Group therapy sessions can become very intense and as a result of this can be more uncomfortable for some members, which could result in individuals feeling too uncomfortable to continue with attending group sessions.
Loss of trust:
Trust within therapeutic environments is very important, often clients will have to feel some trust towards a practitioner before ever attempting to disclose sensitive or/and personal information about themselves.
It may be much harder to develop trust with all the individuals of the group at the same time as the individuals would have to develop trust with a number of individuals they may not have developed personal relationships with.
Clashes between personalities:
In groups there will often be a variety of people who have different personalities, with some individuals having markedly different personalities than others. One example, might be that some sensitive or/and introverted individuals may feel intimidated by other individuals who are very assertive or speak loudly and frequently, this can often be interpreted or misinterpreted by others as ignorance or aggression. Another example, might be that when the group is sharing their thoughts there is a difference of opinion and viewpoint, this can often result in disputes between group members who have a different moral or ethical stance on an issue that is raised. Some individuals opinions on a matter can contrast with the values of another group member.
Some individuals can interpret rejection:
An individual can feel less of a bond with a therapist if they are in a group. Some individuals may have experienced rejection in their past or are currently experiencing perceived or actual rejection within their lives, they may experience social anxiety when being around others and in some occasions may have low self esteem, this may result in some individuals being highly sensitive to perceived or actual rejection from the group, which could make them feel uncomfortable, upset and anxious and in some cases could cause an angry reaction and outburst.
Limitations regrading privacy:
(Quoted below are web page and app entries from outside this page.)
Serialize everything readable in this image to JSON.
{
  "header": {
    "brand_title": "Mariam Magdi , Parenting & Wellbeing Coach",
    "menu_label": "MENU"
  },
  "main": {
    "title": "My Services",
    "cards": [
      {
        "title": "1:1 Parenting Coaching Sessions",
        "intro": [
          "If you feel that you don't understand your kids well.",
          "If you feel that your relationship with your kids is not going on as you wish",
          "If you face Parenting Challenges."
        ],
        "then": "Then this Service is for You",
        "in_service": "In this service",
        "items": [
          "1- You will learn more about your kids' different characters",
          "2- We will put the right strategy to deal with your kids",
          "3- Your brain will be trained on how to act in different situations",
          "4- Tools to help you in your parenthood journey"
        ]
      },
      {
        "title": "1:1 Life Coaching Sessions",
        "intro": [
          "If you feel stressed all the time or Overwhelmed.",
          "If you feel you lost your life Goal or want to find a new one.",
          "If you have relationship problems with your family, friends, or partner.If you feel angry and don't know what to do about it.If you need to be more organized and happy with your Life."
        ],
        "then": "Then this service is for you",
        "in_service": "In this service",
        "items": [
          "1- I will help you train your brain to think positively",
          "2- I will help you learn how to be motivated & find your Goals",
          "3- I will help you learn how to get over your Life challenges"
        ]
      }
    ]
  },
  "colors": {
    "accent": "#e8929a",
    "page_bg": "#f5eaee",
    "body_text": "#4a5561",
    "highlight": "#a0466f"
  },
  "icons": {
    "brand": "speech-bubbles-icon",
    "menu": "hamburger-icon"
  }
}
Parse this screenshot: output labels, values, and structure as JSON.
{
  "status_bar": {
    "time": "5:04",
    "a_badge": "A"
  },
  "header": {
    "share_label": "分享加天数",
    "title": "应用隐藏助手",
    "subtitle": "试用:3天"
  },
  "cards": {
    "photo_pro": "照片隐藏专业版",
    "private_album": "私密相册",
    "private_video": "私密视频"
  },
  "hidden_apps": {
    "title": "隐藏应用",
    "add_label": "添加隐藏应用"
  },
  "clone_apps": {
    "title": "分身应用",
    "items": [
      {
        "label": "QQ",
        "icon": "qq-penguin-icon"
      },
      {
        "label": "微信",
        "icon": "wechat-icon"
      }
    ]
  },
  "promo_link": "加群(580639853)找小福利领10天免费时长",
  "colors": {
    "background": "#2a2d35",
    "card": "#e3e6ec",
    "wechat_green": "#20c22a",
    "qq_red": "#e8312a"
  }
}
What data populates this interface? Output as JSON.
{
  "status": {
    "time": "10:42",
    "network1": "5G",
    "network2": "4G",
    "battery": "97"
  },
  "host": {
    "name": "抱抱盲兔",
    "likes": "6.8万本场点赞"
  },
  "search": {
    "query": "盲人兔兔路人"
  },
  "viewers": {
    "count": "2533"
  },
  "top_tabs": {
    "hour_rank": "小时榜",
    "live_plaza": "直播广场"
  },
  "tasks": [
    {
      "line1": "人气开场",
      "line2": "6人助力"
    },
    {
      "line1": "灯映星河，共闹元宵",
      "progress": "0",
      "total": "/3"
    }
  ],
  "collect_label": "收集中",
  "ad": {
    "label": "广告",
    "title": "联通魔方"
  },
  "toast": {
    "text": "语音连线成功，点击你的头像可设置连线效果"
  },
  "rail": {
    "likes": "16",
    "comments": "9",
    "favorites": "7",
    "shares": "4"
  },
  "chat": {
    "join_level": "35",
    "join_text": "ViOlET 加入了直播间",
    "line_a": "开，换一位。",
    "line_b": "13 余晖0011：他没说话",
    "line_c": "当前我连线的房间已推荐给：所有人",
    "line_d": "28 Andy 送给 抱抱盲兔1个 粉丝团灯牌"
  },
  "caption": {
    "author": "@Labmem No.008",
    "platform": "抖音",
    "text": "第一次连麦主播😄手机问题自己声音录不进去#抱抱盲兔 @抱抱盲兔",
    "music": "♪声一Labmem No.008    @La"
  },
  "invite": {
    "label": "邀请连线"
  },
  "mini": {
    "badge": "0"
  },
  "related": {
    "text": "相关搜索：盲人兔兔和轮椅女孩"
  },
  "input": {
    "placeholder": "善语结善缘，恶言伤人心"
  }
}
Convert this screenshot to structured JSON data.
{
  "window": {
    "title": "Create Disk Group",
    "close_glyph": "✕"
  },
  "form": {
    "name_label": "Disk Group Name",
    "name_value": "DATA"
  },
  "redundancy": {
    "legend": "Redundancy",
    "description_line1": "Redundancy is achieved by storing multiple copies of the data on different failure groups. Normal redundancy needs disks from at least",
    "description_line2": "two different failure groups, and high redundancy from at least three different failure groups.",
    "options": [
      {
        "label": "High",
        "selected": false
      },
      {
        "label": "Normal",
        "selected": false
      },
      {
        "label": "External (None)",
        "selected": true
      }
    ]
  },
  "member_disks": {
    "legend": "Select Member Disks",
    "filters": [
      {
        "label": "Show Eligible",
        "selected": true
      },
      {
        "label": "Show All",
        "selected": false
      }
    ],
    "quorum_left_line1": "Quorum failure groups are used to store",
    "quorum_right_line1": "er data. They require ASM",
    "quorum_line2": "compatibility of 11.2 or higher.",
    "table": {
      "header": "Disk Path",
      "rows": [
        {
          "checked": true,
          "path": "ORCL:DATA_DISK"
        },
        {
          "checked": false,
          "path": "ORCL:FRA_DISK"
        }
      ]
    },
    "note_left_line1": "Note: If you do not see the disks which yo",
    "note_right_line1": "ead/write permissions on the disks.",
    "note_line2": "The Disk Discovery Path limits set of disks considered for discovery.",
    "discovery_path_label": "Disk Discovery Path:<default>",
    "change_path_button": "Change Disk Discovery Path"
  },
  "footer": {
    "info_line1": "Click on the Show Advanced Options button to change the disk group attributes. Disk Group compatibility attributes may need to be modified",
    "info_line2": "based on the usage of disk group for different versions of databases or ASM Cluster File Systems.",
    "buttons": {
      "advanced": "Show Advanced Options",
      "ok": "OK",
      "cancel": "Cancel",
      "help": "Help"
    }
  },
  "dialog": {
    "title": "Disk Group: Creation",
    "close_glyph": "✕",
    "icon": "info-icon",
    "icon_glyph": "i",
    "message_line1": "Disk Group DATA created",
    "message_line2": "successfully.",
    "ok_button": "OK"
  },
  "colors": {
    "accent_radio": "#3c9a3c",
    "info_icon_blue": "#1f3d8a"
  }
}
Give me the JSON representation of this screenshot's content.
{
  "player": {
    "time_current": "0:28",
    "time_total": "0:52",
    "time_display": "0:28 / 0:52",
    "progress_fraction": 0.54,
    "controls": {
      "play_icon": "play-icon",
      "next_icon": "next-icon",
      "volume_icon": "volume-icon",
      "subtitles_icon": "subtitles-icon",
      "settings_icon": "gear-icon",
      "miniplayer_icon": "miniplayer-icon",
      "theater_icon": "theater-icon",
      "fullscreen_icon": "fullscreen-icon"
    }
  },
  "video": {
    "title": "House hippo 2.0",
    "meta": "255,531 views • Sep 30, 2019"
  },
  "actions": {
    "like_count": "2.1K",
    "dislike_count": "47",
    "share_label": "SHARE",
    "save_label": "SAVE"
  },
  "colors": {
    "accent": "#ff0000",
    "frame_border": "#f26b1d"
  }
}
A person who is invited to take part in group therapy may feel a loss of privacy. Some people may not feel comfortable discussing past or present issues, feelings, thoughts and opinions that they feel are personal and that they are sensitive about. Some individuals may feel much more comfortable discussing such issues and feelings in the privacy of a quiet room with one individual, in which they have built trust and a bond with.
Large group discussions could also cause issues regarding confidentiality.
Social Phobia and speaking in front of a group:
For individuals with social phobia it might be difficult to speak in front of a group of people. For people who have experienced a significant amount of real or perceived rejection, the group may remind them of this and thus enhance these feelings of rejection.
For people who have experienced trauma and/or abuse then discussions about these issues that were traumatic to an individual within the group could trigger the feelings and thoughts of and related to this event for these individuals.
Individuals who are experiencing severe depression or who are currently in crisis or are suicidal would more than likely not be able to interact and function within this group to the extent that a group member would need too in order to gain benefit from the group. This is because they are not at that time in a strong enough psychological state to do so.
Group therapy can provide an excellent support system for some individuals and can give them a place to share their thoughts and opinions, they may also build important relationships within group therapy sessions that could provide them with a support network in which they can turn too in times of distress.
However, group therapy can be a bit overwhelming for some people who experience social anxiety or are experiencing significant distress related to psychological difficulties.
The effectiveness of group therapy and whether an individual would be best suited to group or individual therapy will depend on the previously stated factors. Some individuals may benefit greatly from group therapy and some people will not.